» Data for review
-------------------------

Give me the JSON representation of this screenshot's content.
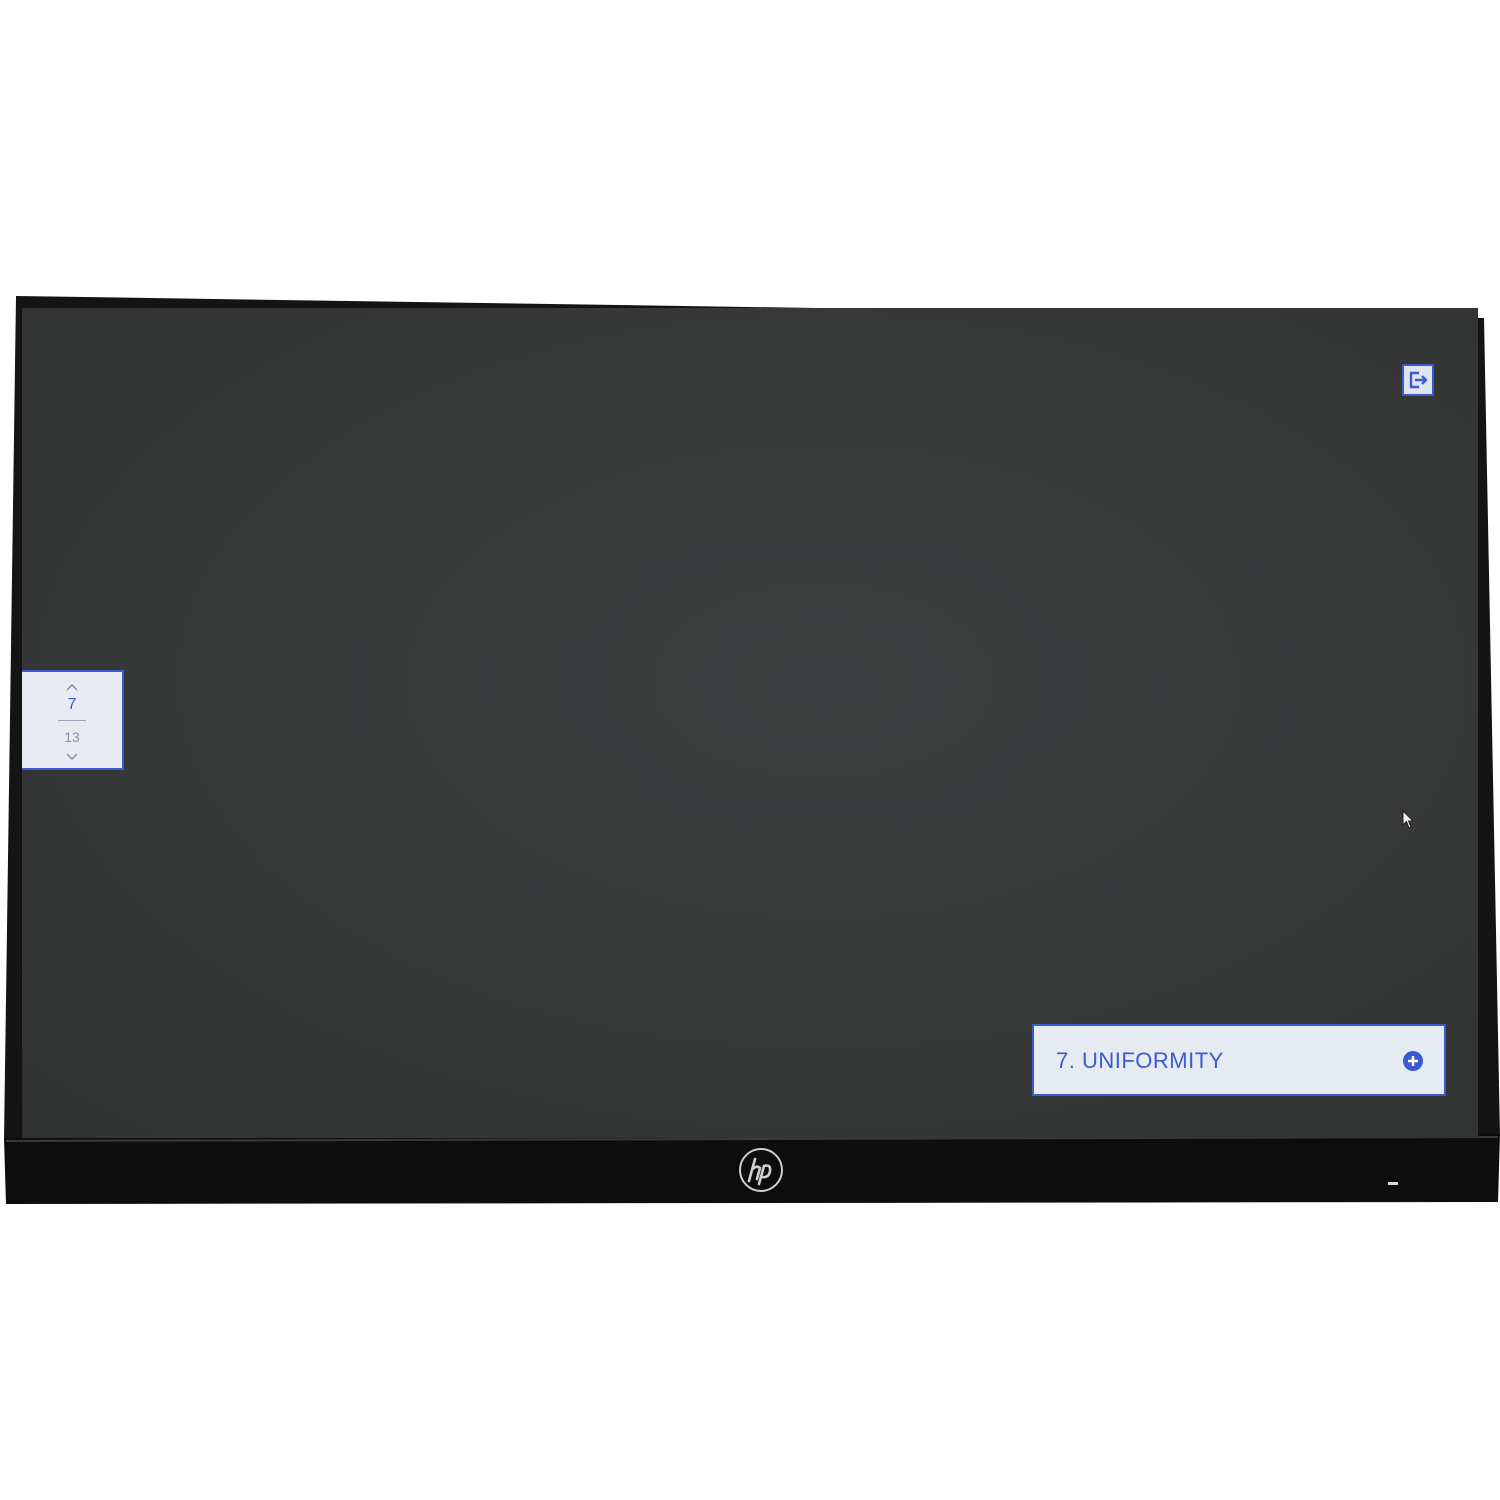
{
  "osd": {
    "pager": {
      "current": "7",
      "total": "13",
      "up_icon": "chevron-up-icon",
      "down_icon": "chevron-down-icon"
    },
    "exit_icon": "exit-icon",
    "item": {
      "label": "7. UNIFORMITY",
      "action_icon": "plus-circle-icon"
    }
  },
  "device": {
    "logo": "hp"
  },
  "colors": {
    "accent": "#3a5bd0",
    "panel_bg": "#e6ebf2",
    "screen_bg": "#363938",
    "bezel": "#111111"
  }
}
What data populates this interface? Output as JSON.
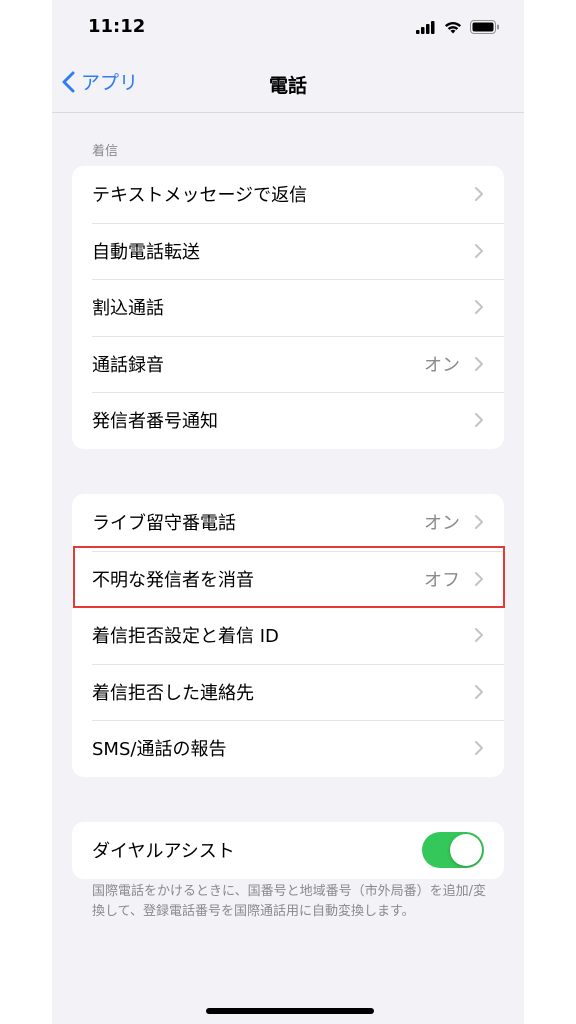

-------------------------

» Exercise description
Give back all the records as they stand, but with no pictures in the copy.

» Answer space
Give me the JSON representation of this screenshot's content.
{
  "osd": {
    "pager": {
      "current": "7",
      "total": "13",
      "up_icon": "chevron-up-icon",
      "down_icon": "chevron-down-icon"
    },
    "exit_icon": "exit-icon",
    "item": {
      "label": "7. UNIFORMITY",
      "action_icon": "plus-circle-icon"
    }
  },
  "device": {
    "logo": "hp"
  },
  "colors": {
    "accent": "#3a5bd0",
    "panel_bg": "#e6ebf2",
    "screen_bg": "#363938",
    "bezel": "#111111"
  }
}
What data populates this interface? Output as JSON.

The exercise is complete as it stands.